The magazine will be redesigned with “heavier paper stock for a more high-end look and feel” and relaunched as a monthly print publication “later in 2024,” according to a memo from David Merritt and Katie Boyce, two leaders of Bloomberg’s media division, that was viewed by The New York Times.
There was no indication in the memo that the Businessweek name would change.
“The market for a weekly newsmagazine has been challenging for some time,” the memo said. “But we see demand in both digital and print for the ambitious long-form journalism Businessweek is now well known for.”
Businessweek was a struggling brand when Bloomberg bought it in 2009. The company renamed the magazine Bloomberg Businessweek, and its bold and provocative covers generated a surge of renewed interest. But it has not avoided the persistent headwinds facing all print publications, including ever-declining circulation and lower advertising revenue.
Mr. Merritt and Ms. Boyce said Bloomberg Businessweek was reaching “millions of new people every week” through Apple News+, a subscription offering that gives access to digital publications with paywalls, “with revenue from that partnership helping offset print declines.” It will continue to publish content on Bloomberg.com and operate as a brand in audio, events and video.
Bloomberg Businessweek’s editor, Joel Weber, will move to a new role in the newsroom when his replacement is found, the note said.
Bloomberg L.P., the parent company of the Bloomberg media arm, makes the vast majority of its revenue through its subscription terminal service, which provides news and financial data. In recent years, the company has sought to attract a new audience of subscribers through its website and other digital products. In 2018, it added a paywall to Bloomberg.com, which has more than 500,000 paid digital subscribers.
Early next year, the company will introduce a digital weekend product featuring video, audio and long-form journalism and expanded cultural coverage, the memo on Thursday said.
Bloomberg Media’s chief executive, M. Scott Havens, announced on Monday that he would leave the organization, which he had helmed since January 2022, to become the chief executive of the New York Mets.

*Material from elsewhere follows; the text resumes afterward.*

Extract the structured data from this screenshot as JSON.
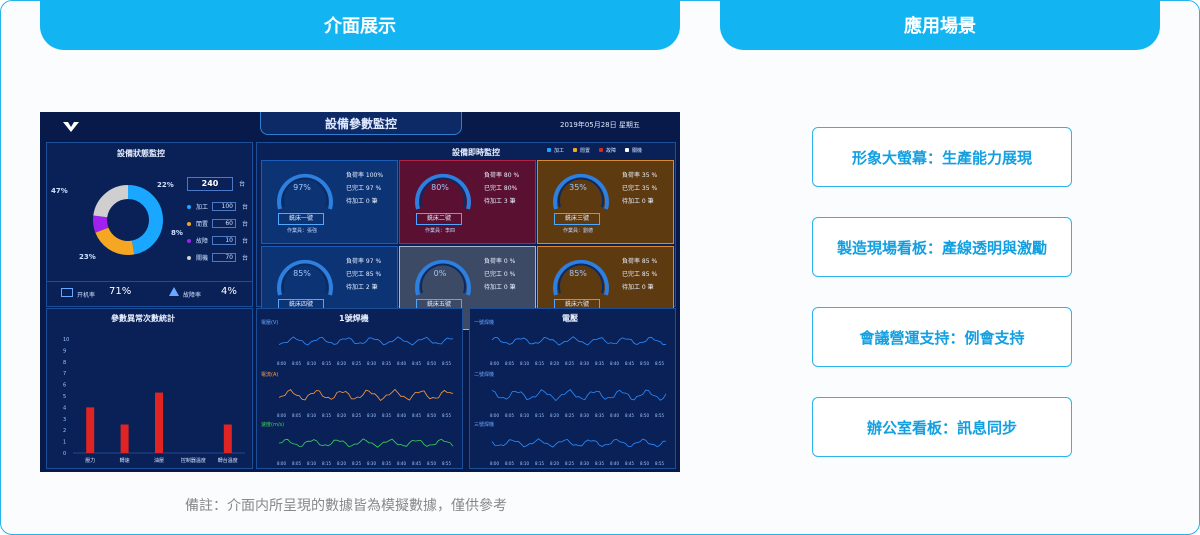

Karen Saltser, the chief financial and operating officer of Bloomberg Media, was named interim chief executive while a search is underway for Mr. Haven’s replacement.